14/

That is, for a given ω1 f(|Δx|;ω) is the cost of trading |Δx| shares. Quasiconvexity ensures that the budget set is convex.

15/

See Sargent (1987, Appendix).

16/

For brevity, the algebra is omitted. I will furnish it upon request.

17/

See Davidson and MacKinnon (1993), pp. 607-14, for details on robust standard errors for GMM models.

19/

For a discussion of neural network modeling in econometrics see Granger and Teräsvirta (1993).

20/

While the parameters might be locally identified, Granger and Teräsvirta ((1993) p. 125) point out that neural network functions are not globally identified.

21/

Omitting this transformation produced qualitatively similar results (e.g., negative and significant estimates of α).

22/

I am grateful to Craig Hiemstra and Jonathan Jones for providing this series.

23/

Bansal and Viswanathan (1993) recommend including lagged absolute values as a check for neglected nonlinearity. Also, strictly speaking, lagged volume should be orthogonal to the residual since it is used as an instrument. Including it serves as a second check that the model explains the relationship of volume and returns (e.g., that the failure to reject the overidentifying restrictions is not due to a power problem).

24/

A dummy variable for the SEC’s deregulation of minimum brokerage commissions on the NYSE (May 1975) was insignificant when added to these regressions.

26/

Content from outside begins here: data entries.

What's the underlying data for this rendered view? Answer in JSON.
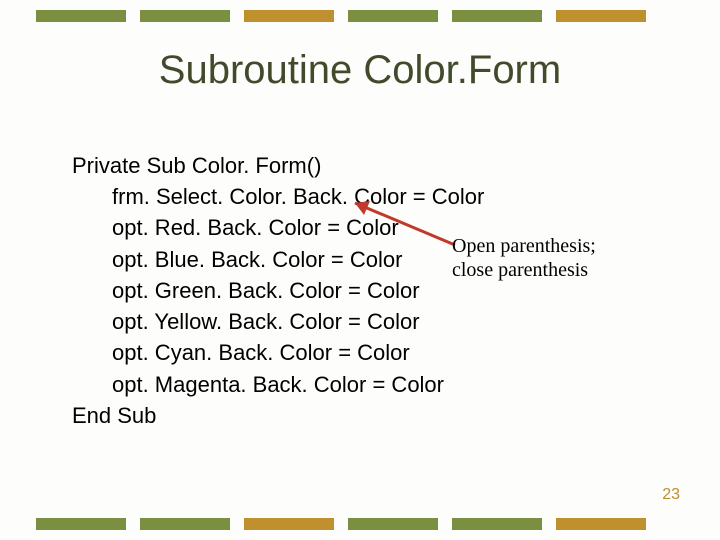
{
  "title": "Subroutine Color.Form",
  "code": {
    "l0": "Private Sub Color. Form()",
    "l1": "frm. Select. Color. Back. Color = Color",
    "l2": "opt. Red. Back. Color = Color",
    "l3": "opt. Blue. Back. Color = Color",
    "l4": "opt. Green. Back. Color = Color",
    "l5": "opt. Yellow. Back. Color = Color",
    "l6": "opt. Cyan. Back. Color = Color",
    "l7": "opt. Magenta. Back. Color = Color",
    "l8": "End Sub"
  },
  "annotation": {
    "line1": "Open parenthesis;",
    "line2": "close parenthesis"
  },
  "page_number": "23",
  "colors": {
    "green": "#7a8f3f",
    "gold": "#c08f2e"
  }
}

See Hamilton (1993) pp. 425-27, for a discussion of applications of this test to GMM modeling.

27/

Shanken (1992) reviews these tests.

28/

Mankiw and Shapiro (1986) discuss these two models.

29/

The dates associated with high- and low-volume months are scattered throughout the sample. This scheme destroys any serial correlation in the residual, but since such correlation is rarely exploited in this type of test, no real harm is done.

30/

See Shanken (1992).

31/

See Kramer (1993), appendix to Chapter 2.

32/

The current month’s size was not used as this would induce a spurious correlation between average return and portfolio rank.

Noise Trading, Transaction Costs, and the Relationship of Stock Returns and Trading Volume
Author: Mr. Charles Frederick Kramer